Emeryville City Councilmember Scott Donahue is taking legal steps against the City of Berkeley to delay the planned removal of his “Berkeley Big People” sculptures. The pair of sculptures are installed on the pedestrian bridge that crosses I-80 near University Avenue.
The Berkeley Civic Arts Commission voted 7-1 to “deaccession” the two works back on July 24 citing damage and $96,000 price tag of repairing them.
Donahue’s lawyer Gary Fergus sent a letter to Berkeley Economic Development Manager Jordan Klein on Monday, calling for a six-month standstill. The letter alleges that the city breached its contract with Donahue by failing to make good faith efforts to maintain the sculptures.
The pair of sculptures, created from fiberglass, bronze & steel, were installed on the bridge in 2008. One sculpture depicts Berkeley’s history of protest and the other celebrates recreation at the nearby shoreline. They are prominently visible to vehicles of the often bottlenecked freeway.
Donahue was paid $196,000 by Berkeley’s public arts program to create two large statues. The pieces garnered criticism almost immediately with this Fox News story calling the cost ‘excessive’ and SF Gate calling it a ‘mockery’.
Berkeleyside first reported on the planned removal back in August and received a polarized public reaction to the pieces. A poll taken by nearly 5,000 readers had nearly equal number of voters saying the pieces should ‘stay’ or ‘go.’
Right now, 1,000 Berkeleyside readers have responded to our poll, published around 5pm today, asking whether the controversial sculptures on the pedestrian bridge over I-80 should stay or go. What’s your view? https://t.co/wNiJ6qzMsW pic.twitter.com/lGaGUHj5g9
— Berkeleyside (@berkeleyside) August 15, 2019

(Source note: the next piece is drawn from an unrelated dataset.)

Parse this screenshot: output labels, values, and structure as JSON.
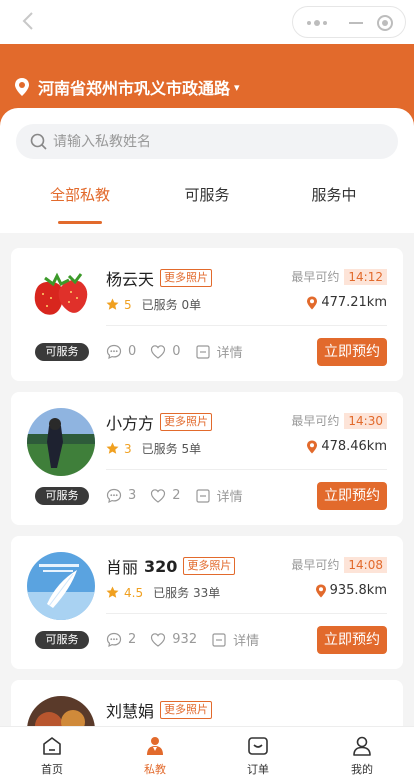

Fergus, who also sent copies of his letter to Berkeley Mayor Jesse Arreguin and other top city officials, said in a brief phone interview on Thursday that he’s now in discussions with lawyers for the city of Berkeley about resolving the matter out of court.

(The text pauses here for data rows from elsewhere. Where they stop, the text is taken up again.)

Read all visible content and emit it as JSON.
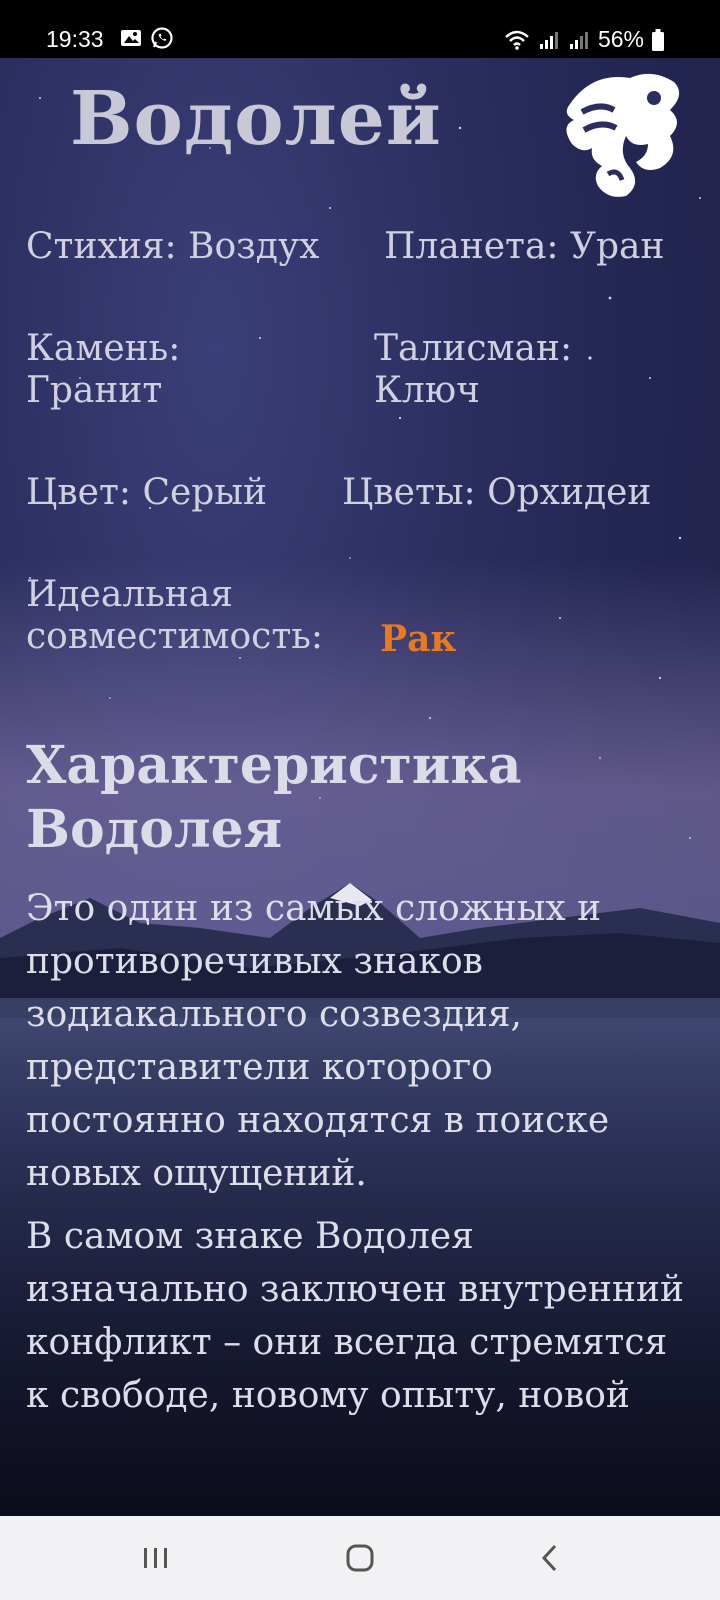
{
  "status_bar": {
    "time": "19:33",
    "battery": "56%",
    "icons": [
      "gallery-icon",
      "whatsapp-icon",
      "wifi-icon",
      "signal-icon",
      "signal-icon",
      "battery-icon"
    ]
  },
  "header": {
    "title": "Водолей",
    "emblem_icon": "aquarius-emblem-icon"
  },
  "info": {
    "element": "Стихия: Воздух",
    "planet": "Планета: Уран",
    "stone_line1": "Камень:",
    "stone_line2": "Гранит",
    "talisman_line1": "Талисман:",
    "talisman_line2": "Ключ",
    "color": "Цвет: Серый",
    "flowers": "Цветы: Орхидеи",
    "compat_line1": "Идеальная",
    "compat_line2": "совместимость:",
    "compat_value": "Рак"
  },
  "section": {
    "title_line1": "Характеристика",
    "title_line2": "Водолея",
    "paragraph1": "Это один из самых сложных и противоречивых знаков зодиакального созвездия, представители которого постоянно находятся в поиске новых ощущений.",
    "paragraph2": "В самом знаке Водолея изначально заключен внутренний конфликт – они всегда стремятся к свободе, новому опыту, новой"
  },
  "colors": {
    "accent": "#e87a1d",
    "text": "#d6d6e6",
    "sky": "#2b2e5f"
  },
  "nav_bar": {
    "icons": [
      "recent-apps-icon",
      "home-icon",
      "back-icon"
    ]
  }
}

A spokesman for the city of Berkeley didn’t respond to a request for a comment from Bay City News on the matter.
In his letter to Klein, Fergus wrote, “The threatened destruction of ‘Berkeley Big People’ under false pretenses and after an arbitrary and capricious application of the brand new Artwork Deaccession Policy will result in irreparable harm to my client’s (Donahue’s) reputation.”
Fergus said, “Had my client understood at the outset that the current administration of the city of Berkeley just wants ‘Berkeley Big People’ gone no matter what he would have searched for other patrons who value and appreciate his work to find a new home for the artwork.”
He said a six-month standstill would allow Donahue to do just that. Fergus said Donahue has offered to repair the sculptures for free and alleged that the city “never made any good faith efforts to maintain ‘Berkeley Big People.’ ”
Members of The City of Emeryville leadership has suggested informally that the sculptures could be donated to the city and installed somewhere in our city.